France is cracking down on food waste with unprecedented determination. A new law has been passed in the country that will ban grocery stores from throwing away unsold food. If it’s still safe to eat, the food must be donated to charity; if not, it goes to farmers for use as animal feed or compost.
Supermarkets will no longer be allowed to destroy unsold food intentionally in order to prevent people from eating it. There are many people who forage for food in Dumpsters behind stores, wanting to take advantage of the perfectly edible food that gets thrown away on a daily basis; and yet some stores retaliate, either by locking the bins or pouring bleach into them as a deterrent, a practice that Guillaume Garot, the former French food minister who proposed the new bill, describes as “scandalous.”
Any large store over 4,305 square feet has until July 2016 to sign agreements with charities, or face fines of up to €75,000.
Food waste is a tremendous global problem, with an estimated 24 percent of calories produced for human consumption never getting eaten. Most of this waste happens at the final consumption stage. The Guardian reports that “the average French person throws out 20 to 30 kilograms (44 to 66 pounds) of food a year – 7 kg (15 lbs) of which is still in its wrapping.” American shoppers throw away about one-fifth of everything they buy at the grocery store, according to a fascinating new documentary called "Just Eat It."
Not everyone is happy about the new legislation.
A group of food foragers called Les Gars’pilleurs stated their concerns in an open letter: “Food waste is a deep problem. Don’t stay on the surface!” They are worried that the creates the illusion of doing one’s part – a “false and dangerous idea of a magic solution” – while failing to address the deeper reasons for such gross waste.
“The fight against food waste is everyone’s business… but we can’t win it unless we profoundly alter the structures within our food system that are responsible for this waste.”
The supermarkets aren’t pleased because their food waste represents only 5 to 11 percent of the 7.1 million tons of food wasted annually in France.

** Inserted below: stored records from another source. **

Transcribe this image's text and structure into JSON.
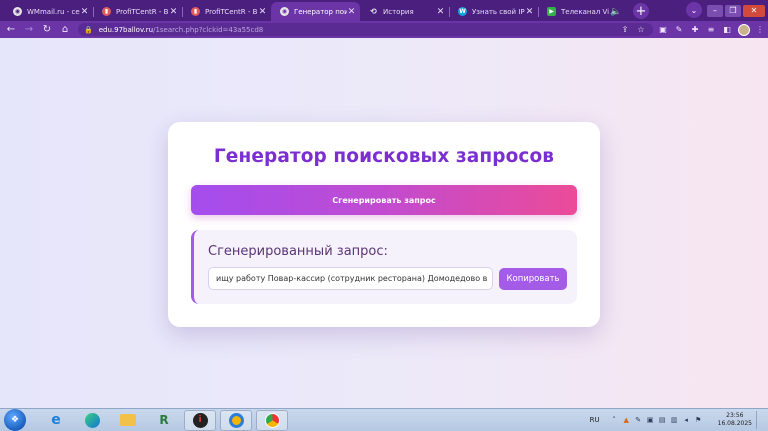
{
  "browser": {
    "tabs": [
      {
        "title": "WMmail.ru - серв",
        "favicon": "chromium-icon",
        "favicon_color": "#e6e6e6",
        "active": false
      },
      {
        "title": "ProfiTCentR - Вып",
        "favicon": "bar-chart-icon",
        "favicon_color": "#e05c5c",
        "active": false
      },
      {
        "title": "ProfiTCentR - Вып",
        "favicon": "bar-chart-icon",
        "favicon_color": "#e05c5c",
        "active": false
      },
      {
        "title": "Генератор поиско",
        "favicon": "chromium-icon",
        "favicon_color": "#e6e6e6",
        "active": true
      },
      {
        "title": "История",
        "favicon": "history-icon",
        "favicon_color": "#e6e6e6",
        "active": false
      },
      {
        "title": "Узнать свой IP ад",
        "favicon": "w-logo-icon",
        "favicon_color": "#1aa0d8",
        "active": false
      },
      {
        "title": "Телеканал Via",
        "favicon": "play-icon",
        "favicon_color": "#33b24a",
        "active": false
      }
    ],
    "url_host": "edu.97ballov.ru",
    "url_path": "/1search.php?clckid=43a55cd8"
  },
  "page": {
    "title": "Генератор поисковых запросов",
    "generate_button": "Сгенерировать запрос",
    "result_title": "Сгенерированный запрос:",
    "query_value": "ищу работу Повар-кассир (сотрудник ресторана) Домодедово в",
    "copy_button": "Копировать"
  },
  "taskbar": {
    "language": "RU",
    "time": "23:56",
    "date": "16.08.2025",
    "apps": [
      "internet-explorer-icon",
      "edge-icon",
      "file-explorer-icon",
      "app-r-icon",
      "app-i-icon",
      "app-circle-icon",
      "chrome-icon"
    ]
  },
  "colors": {
    "accent": "#7b2fd0",
    "button_gradient_start": "#a44dee",
    "button_gradient_end": "#ec4b98",
    "copy_button": "#a45ce8",
    "browser_frame": "#4a1f7e"
  }
}
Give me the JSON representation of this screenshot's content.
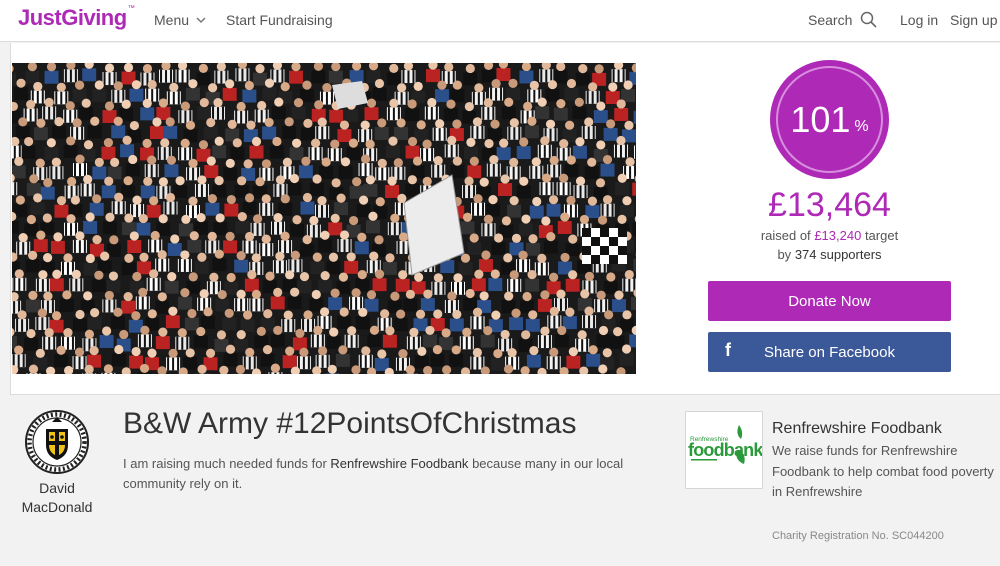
{
  "header": {
    "logo_text": "JustGiving",
    "logo_tm": "™",
    "menu_label": "Menu",
    "start_fundraising_label": "Start Fundraising",
    "search_label": "Search",
    "login_label": "Log in",
    "signup_label": "Sign up"
  },
  "campaign": {
    "progress_percent": "101",
    "progress_sign": "%",
    "raised_amount": "£13,464",
    "target_prefix": "raised of",
    "target_amount": "£13,240",
    "target_suffix": "target",
    "supporters_prefix": "by",
    "supporters_count": "374 supporters",
    "donate_label": "Donate Now",
    "facebook_icon_glyph": "f",
    "facebook_label": "Share on Facebook",
    "accent_color": "#ad29b6",
    "facebook_color": "#3b5998"
  },
  "fundraiser": {
    "name": "David MacDonald",
    "page_title": "B&W Army #12PointsOfChristmas",
    "story_prefix": "I am raising much needed funds for",
    "story_charity": "Renfrewshire Foodbank",
    "story_suffix": "because many in our local community rely on it.",
    "crest_icon": "st-mirren-crest-icon"
  },
  "charity": {
    "logo_small_text": "Renfrewshire",
    "logo_text": "foodbank",
    "name": "Renfrewshire Foodbank",
    "description": "We raise funds for Renfrewshire Foodbank to help combat food poverty in Renfrewshire",
    "registration": "Charity Registration No. SC044200"
  }
}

By contrast, restaurants waste 15 percent and consumers 67 percent. “The law is wrong in both target and intent,” argues Jacques Creyssel, head of the distribution organization for big supermarkets. “[Big stores] are already the pre-eminent food donors.”
Charities need to be prepared to deal with the increased influx of fresh food, with adequate refrigeration, storage capacity, and trucks, although they will not be responsible for sifting through rotten food to salvage what’s edible. It must come to be them ready to use.
Despite the naysayers, France’s new law is a move in the right direction. Wasting food absolutely needs to become a socially abhorrent thing to do – much like tossing garbage on the ground. If legislation is what’s needed to get people thinking about conservation and edibility, then it’s not a bad thing.